▶ Task
Every line of the material below that holds the string "discount" should be copied.

=== Supplied material ===

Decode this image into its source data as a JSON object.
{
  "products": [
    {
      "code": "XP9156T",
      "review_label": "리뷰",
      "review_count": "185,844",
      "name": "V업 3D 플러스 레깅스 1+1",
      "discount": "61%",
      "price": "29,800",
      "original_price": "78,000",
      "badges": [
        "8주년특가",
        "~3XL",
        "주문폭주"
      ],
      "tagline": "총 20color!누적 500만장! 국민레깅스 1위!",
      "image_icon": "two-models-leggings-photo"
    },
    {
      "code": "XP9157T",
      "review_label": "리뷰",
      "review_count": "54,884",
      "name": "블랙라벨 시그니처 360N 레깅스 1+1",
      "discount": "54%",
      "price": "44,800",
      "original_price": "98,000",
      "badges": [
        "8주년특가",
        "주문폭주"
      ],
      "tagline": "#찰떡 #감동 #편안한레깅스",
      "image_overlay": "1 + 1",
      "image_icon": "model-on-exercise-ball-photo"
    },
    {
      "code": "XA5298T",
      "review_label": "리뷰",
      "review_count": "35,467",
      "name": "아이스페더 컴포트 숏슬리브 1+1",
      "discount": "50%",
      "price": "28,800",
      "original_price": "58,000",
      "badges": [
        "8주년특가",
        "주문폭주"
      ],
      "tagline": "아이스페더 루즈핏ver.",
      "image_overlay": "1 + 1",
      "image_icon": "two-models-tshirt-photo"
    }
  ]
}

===
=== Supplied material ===

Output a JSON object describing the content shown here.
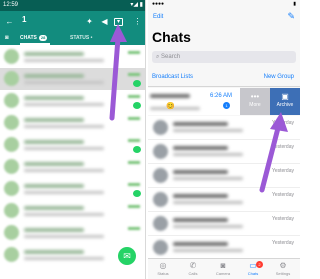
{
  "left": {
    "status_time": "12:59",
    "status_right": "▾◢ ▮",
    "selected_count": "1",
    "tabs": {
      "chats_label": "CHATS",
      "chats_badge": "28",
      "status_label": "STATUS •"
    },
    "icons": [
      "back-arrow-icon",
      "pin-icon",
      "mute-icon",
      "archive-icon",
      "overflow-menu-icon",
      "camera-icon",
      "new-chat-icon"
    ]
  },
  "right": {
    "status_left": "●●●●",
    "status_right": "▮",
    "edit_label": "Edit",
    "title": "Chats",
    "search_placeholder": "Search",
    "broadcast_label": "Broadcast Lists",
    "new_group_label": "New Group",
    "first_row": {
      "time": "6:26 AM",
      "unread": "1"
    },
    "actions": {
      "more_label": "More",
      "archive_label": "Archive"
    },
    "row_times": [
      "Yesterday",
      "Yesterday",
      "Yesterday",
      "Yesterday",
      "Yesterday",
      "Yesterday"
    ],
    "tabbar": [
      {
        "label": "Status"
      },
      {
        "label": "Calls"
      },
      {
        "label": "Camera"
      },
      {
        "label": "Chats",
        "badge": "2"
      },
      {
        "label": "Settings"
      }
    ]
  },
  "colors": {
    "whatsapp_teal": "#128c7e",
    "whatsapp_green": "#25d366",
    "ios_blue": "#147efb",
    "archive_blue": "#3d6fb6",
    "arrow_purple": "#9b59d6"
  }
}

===

▶ Task answer
      "discount": "61%",
      "discount": "54%",
      "discount": "50%",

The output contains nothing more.